- _What is being asked_
The task calls for each line of the records below in which the word "Hair" appears.

(Entries from a dataset of interfaces)
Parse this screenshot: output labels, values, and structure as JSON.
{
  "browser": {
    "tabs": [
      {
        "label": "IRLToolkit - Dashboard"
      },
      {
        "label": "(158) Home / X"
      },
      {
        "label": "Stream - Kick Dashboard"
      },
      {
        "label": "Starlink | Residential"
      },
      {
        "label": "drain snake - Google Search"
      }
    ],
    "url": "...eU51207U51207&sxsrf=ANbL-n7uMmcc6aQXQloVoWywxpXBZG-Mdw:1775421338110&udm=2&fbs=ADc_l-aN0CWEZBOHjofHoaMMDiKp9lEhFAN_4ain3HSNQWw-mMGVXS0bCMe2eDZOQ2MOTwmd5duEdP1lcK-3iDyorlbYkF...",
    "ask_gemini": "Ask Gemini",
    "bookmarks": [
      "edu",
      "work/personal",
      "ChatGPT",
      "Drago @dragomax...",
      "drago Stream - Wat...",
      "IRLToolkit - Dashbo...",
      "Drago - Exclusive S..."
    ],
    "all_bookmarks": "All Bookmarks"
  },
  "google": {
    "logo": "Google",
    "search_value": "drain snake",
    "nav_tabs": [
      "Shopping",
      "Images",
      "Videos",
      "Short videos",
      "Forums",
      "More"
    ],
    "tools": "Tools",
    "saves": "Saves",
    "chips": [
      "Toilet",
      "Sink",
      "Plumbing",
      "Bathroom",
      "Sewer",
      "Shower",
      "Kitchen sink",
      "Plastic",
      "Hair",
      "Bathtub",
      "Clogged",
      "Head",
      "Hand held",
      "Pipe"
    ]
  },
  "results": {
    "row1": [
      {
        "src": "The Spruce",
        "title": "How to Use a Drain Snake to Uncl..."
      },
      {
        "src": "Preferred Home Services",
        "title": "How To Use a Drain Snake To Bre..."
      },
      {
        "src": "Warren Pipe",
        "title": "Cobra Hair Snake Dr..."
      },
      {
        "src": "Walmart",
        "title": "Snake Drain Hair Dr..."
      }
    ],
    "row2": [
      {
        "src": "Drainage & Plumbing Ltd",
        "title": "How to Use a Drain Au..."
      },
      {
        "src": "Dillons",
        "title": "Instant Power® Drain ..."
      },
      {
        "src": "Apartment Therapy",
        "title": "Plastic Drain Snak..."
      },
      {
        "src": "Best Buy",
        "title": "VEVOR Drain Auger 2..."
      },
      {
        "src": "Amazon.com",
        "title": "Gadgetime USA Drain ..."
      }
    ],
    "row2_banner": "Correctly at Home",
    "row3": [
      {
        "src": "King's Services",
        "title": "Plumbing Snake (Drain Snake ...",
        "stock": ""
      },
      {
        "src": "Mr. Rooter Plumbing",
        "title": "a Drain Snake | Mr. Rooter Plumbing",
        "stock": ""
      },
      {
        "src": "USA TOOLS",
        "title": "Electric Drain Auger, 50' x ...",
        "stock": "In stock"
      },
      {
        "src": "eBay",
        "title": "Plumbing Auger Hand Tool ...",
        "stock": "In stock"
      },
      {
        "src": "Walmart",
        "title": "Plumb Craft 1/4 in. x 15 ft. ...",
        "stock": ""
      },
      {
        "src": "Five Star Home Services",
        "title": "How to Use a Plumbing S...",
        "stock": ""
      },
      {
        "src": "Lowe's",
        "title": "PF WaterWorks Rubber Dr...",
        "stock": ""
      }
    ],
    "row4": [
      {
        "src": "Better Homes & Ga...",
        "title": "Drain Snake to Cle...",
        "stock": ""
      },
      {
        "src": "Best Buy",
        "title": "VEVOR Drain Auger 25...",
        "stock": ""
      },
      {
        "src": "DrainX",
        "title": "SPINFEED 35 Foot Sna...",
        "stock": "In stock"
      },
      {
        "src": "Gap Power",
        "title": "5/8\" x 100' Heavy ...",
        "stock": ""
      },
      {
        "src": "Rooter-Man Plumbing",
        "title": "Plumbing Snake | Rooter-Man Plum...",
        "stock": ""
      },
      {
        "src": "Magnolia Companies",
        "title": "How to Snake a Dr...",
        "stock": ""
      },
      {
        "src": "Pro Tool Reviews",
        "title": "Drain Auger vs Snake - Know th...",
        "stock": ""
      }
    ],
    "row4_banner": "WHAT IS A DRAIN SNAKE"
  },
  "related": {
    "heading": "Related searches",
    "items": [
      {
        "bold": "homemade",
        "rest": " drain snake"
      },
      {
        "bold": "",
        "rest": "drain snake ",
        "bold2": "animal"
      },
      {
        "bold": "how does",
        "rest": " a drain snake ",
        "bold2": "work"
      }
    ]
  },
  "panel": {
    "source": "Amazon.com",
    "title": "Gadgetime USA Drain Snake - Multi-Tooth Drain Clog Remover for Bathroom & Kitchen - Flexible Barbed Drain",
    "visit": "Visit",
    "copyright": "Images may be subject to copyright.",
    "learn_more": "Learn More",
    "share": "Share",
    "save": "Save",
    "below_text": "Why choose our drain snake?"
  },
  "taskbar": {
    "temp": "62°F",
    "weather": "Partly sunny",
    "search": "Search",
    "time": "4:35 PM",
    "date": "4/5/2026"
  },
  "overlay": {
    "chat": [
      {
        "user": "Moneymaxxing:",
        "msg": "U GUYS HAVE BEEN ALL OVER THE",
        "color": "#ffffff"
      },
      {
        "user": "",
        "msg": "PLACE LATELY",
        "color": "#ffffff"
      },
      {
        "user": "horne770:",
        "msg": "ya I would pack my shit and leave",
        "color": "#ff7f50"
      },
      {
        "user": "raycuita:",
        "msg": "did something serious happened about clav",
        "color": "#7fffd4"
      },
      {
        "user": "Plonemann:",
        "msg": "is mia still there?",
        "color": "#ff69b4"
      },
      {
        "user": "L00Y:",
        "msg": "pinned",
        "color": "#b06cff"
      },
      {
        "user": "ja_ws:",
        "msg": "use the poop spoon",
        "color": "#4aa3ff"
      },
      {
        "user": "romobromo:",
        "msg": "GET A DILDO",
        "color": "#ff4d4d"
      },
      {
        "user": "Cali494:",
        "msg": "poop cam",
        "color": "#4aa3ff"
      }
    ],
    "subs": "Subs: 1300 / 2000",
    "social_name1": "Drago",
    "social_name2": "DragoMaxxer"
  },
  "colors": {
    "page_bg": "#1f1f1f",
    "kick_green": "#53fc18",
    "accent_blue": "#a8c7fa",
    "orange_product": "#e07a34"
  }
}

- _Result of the exercise_
      "Hair",
        "title": "Cobra Hair Snake Dr..."
        "title": "Snake Drain Hair Dr..."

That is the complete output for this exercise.